HOW PARTIAL BLAME AFFECTS A CAR ACCIDENT CASE
If you are partially to blame for a car accident, it could greatly affect your car accident case.
Fault in a car accident usually boils down to one question, “which party acted negligently?”. Negligence is the failure to behave with the level of care that someone of ordinary prudence would have exercised under the same circumstances. Under this sort of claim, you would need to prove the following:
- Duty: The driver owed a duty to drive responsibly and safely.
- Breach of Duty: The driver breached that duty when they failed to drive in a reasonable manner.
- Causation: The driver’s breach of duty caused the accident.
- Damages: You suffered a personal injury as a result.
Often, accidents are not purely 100% someone’s fault.
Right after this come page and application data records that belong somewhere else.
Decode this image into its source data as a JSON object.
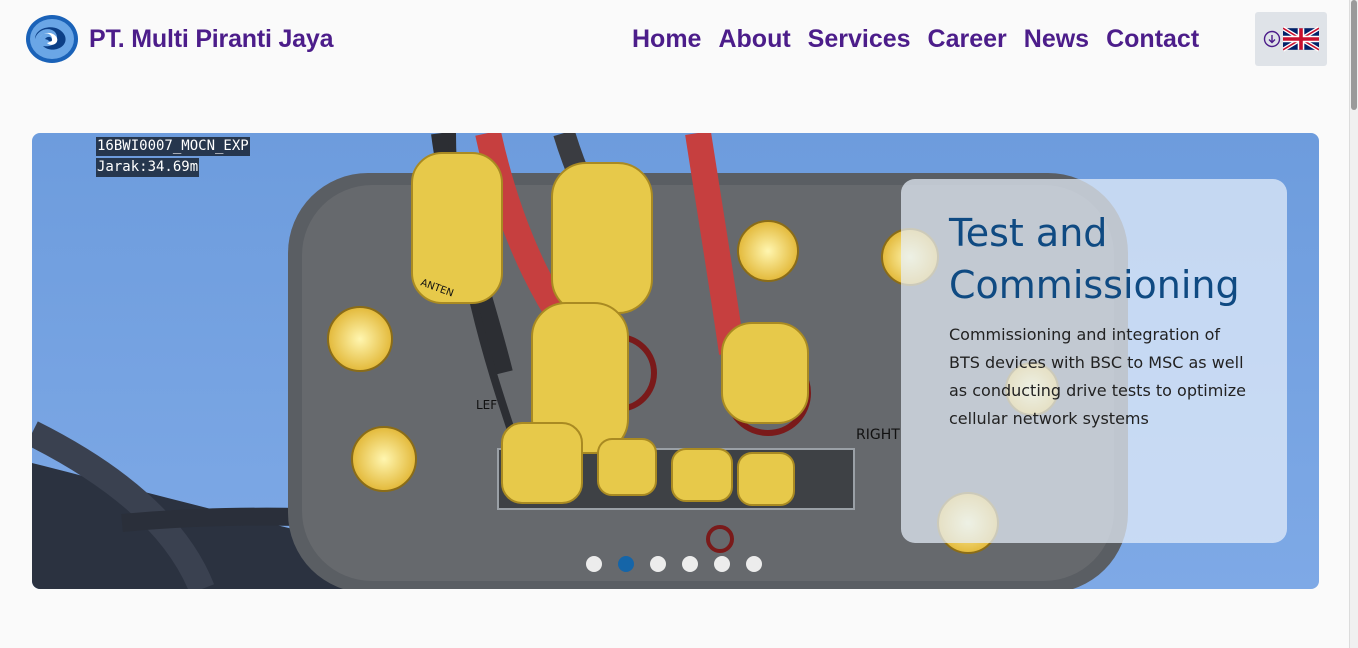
{
  "header": {
    "brand": "PT. Multi Piranti Jaya",
    "nav": [
      "Home",
      "About",
      "Services",
      "Career",
      "News",
      "Contact"
    ],
    "language_icon": "uk-flag-icon",
    "download_icon": "circle-arrow-down-icon"
  },
  "hero": {
    "photo_labels": [
      "16BWI0007_MOCN_EXP",
      "Jarak:34.69m"
    ],
    "title": "Test and Commissioning",
    "description": "Commissioning and integration of BTS devices with BSC to MSC as well as conducting drive tests to optimize cellular network systems",
    "photo_text": {
      "antenna": "ANTEN",
      "left": "LEF",
      "right": "RIGHT"
    },
    "slides_total": 6,
    "active_slide": 2
  },
  "colors": {
    "brand_purple": "#4c1d8a",
    "title_blue": "#0f4a82",
    "active_dot": "#1565a8",
    "sky": "#6f9fdf"
  }
}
There can be a lot of factors that contribute to an accident, including other vehicles, weather conditions, traffic conditions, and even your own negligence.
Determining fault is one of the most important aspects of accident claims, yet how insurance companies deal with negligence claims varies from state to state.
If the plaintiff is found to be partially at fault for the accident, they are said to be contributorily negligent. Contributory negligence is often an affirmative defense used in accident claims. Contributory negligence occurs when a party acts negligently and ends up injuring themselves as a result.
Example: Driver 1 failed to drive in a reasonable manner when they were speeding through the neighborhood. Driver 2 failed to yield to oncoming traffic when backing out of their driveway, causing Driver 1 to slam into Driver 2. Because Driver 1 was speeding, they contributed to the severity of their injuries with their own negligence.
PURE COMPARATIVE NEGLIGENCE
Many states, including Arizona, consider pure comparative negligence, a type of contributory negligence when processing an accident claim. Pure comparative negligence states that, when an accident occurs, the fault (or negligence) or each party involved is based upon their respective contributions to the accident. The percentage of fault is often used when determining damages.
Example: Using the situation above, let’s say Driver 1 pursued a personal injury claim against the Driver 2 and was awarded $100,000. However, the Driver 1 was found to be 30% at fault for the accident, therefore Driver 1’s damages will be reduced by 30% to $70,000.
CONSULT AN ATTORNEY
If you are partially at fault for a car accident, contact an experienced car accident lawyer who can help you understand what sort of damages you may be entitled to and will fight to make sure you receive fair compensation for your injuries.